The zip is of a large gauge, never seems to jam and opens conveniently, via a large toggle, for a right-handed person. It also has a secondary pocket closed by a Velcro-covered flap. Extra features include weight-pockets on either side of the harness towards the back. These look a little untidy once closed up, with only a couple of small block weights within, but they are intended only for altering your trim.
The top flap is closed and sealed with Velcro, while the bottom is closed with a pinch-clip and buckle. I suppose you could reach round and drop these weights in an emergency, but its fiddly. You can opt to have larger pockets, suitable for rolled-up SMBs, if you wish.
There is also a sleeve for the unique Buddy 400ml crack bottle that is an optional extra.
For years a fixed part of the heritage of British diving, it is interesting to see that the German market is beginning to discover these auxiliary inflation bottles some time after we ended our love affair with them. Crack the cylinder open and it will fill the BC several times. It is not my recommendation that you use this while under water!
The Buddy Trident is no lightweight, and it takes up a lot of space in the dive-bag. Its bulky harness does not look appealing but the four hardened divers who wore them with me during our regulator test soon got to see that the design was a triumph of function over appearance.
The Trident always looked neat, with no sign of the buoyancy cell billowing while under water.
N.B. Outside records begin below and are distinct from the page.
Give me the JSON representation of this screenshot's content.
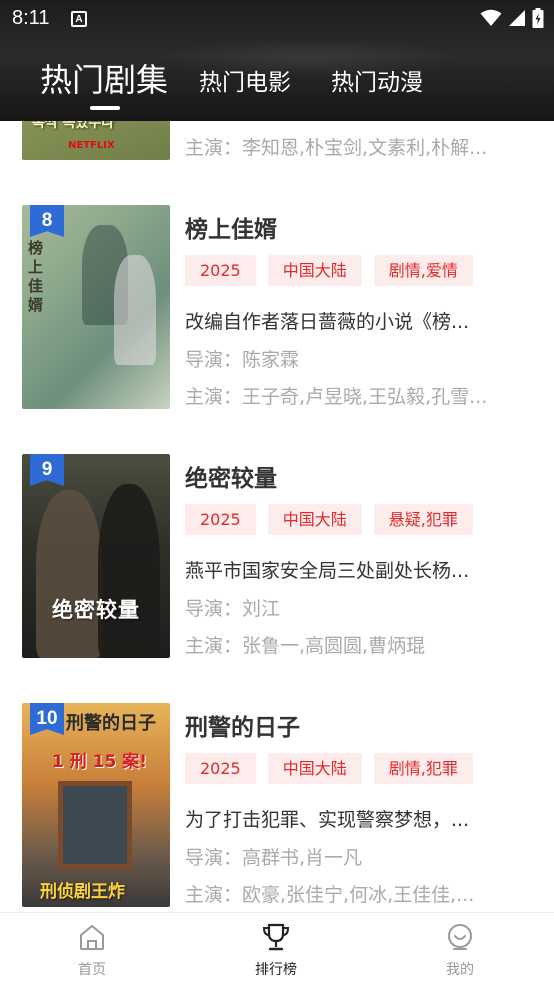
{
  "status_bar": {
    "time": "8:11",
    "app_icon_letter": "A"
  },
  "tabs": [
    {
      "label": "热门剧集",
      "active": true
    },
    {
      "label": "热门电影",
      "active": false
    },
    {
      "label": "热门动漫",
      "active": false
    }
  ],
  "colors": {
    "accent": "#e22a2a",
    "tag_bg": "#fdecec",
    "rank_badge": "#2f6bd6",
    "header_bg": "#1e1e1e"
  },
  "list": {
    "partial_item": {
      "cast": "主演：李知恩,朴宝剑,文素利,朴解...",
      "poster_text": "폭싹 속았수다",
      "poster_brand": "NETFLIX"
    },
    "items": [
      {
        "rank": "8",
        "title": "榜上佳婿",
        "tags": [
          "2025",
          "中国大陆",
          "剧情,爱情"
        ],
        "description": "改编自作者落日蔷薇的小说《榜...",
        "director": "导演：陈家霖",
        "cast": "主演：王子奇,卢昱晓,王弘毅,孔雪...",
        "poster_text": "榜上佳婿"
      },
      {
        "rank": "9",
        "title": "绝密较量",
        "tags": [
          "2025",
          "中国大陆",
          "悬疑,犯罪"
        ],
        "description": "燕平市国家安全局三处副处长杨...",
        "director": "导演：刘江",
        "cast": "主演：张鲁一,高圆圆,曹炳琨",
        "poster_text": "绝密较量"
      },
      {
        "rank": "10",
        "title": "刑警的日子",
        "tags": [
          "2025",
          "中国大陆",
          "剧情,犯罪"
        ],
        "description": "为了打击犯罪、实现警察梦想，...",
        "director": "导演：高群书,肖一凡",
        "cast": "主演：欧豪,张佳宁,何冰,王佳佳,...",
        "poster_text": "刑警的日子",
        "poster_subtext": "1 刑 15 案!",
        "poster_bottom": "刑侦剧王炸"
      }
    ]
  },
  "bottom_nav": [
    {
      "label": "首页",
      "icon": "home-icon",
      "active": false
    },
    {
      "label": "排行榜",
      "icon": "trophy-icon",
      "active": true
    },
    {
      "label": "我的",
      "icon": "profile-icon",
      "active": false
    }
  ]
}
The Buddy Trident in its most basic form costs £354 (Twinning Bands, Auxiliary cylinder and AutoAir are extra cost options.) It is available in sizes S, M and L.
  • AP Valves,

  • Divernet
    Simple Velcro-fastened cummerbund
    crack bottle alongside rather untidy-looking trim-weight pocket
    pinch-clip buckle and shoulder dump
    + Good air dumping
    + Good surface support
    + As happy with one tank as two

    - Bulky harness
    - Quite heavy